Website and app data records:

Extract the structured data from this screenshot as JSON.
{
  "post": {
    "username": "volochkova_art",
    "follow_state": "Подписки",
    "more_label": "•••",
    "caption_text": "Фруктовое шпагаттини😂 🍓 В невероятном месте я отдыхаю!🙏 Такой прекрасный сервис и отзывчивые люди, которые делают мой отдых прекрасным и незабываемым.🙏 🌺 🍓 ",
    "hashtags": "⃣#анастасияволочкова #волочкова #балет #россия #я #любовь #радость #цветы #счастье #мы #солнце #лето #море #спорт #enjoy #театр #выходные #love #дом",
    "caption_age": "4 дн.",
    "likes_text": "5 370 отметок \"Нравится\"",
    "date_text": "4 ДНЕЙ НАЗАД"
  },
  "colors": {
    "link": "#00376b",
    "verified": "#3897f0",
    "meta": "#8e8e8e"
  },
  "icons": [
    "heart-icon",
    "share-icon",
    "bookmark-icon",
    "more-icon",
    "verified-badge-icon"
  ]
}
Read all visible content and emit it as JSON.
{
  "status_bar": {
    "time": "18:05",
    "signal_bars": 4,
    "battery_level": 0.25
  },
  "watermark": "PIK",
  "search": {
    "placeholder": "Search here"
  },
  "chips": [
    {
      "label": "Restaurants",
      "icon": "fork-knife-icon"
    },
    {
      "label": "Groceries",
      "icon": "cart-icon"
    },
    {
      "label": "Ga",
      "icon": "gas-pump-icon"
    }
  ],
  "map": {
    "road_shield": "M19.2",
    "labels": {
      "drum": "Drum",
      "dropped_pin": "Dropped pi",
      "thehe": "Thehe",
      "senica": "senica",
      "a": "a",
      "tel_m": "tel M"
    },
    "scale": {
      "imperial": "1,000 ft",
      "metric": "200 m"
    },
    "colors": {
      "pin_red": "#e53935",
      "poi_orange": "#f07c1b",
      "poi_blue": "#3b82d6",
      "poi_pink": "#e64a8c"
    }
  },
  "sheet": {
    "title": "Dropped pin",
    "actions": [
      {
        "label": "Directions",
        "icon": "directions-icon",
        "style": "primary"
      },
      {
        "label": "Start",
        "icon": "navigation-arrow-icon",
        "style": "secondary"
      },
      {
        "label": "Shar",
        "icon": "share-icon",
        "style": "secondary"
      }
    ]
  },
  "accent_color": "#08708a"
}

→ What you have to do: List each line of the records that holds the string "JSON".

→ Solution below:
Extract the structured data from this screenshot as JSON.
Read all visible content and emit it as JSON.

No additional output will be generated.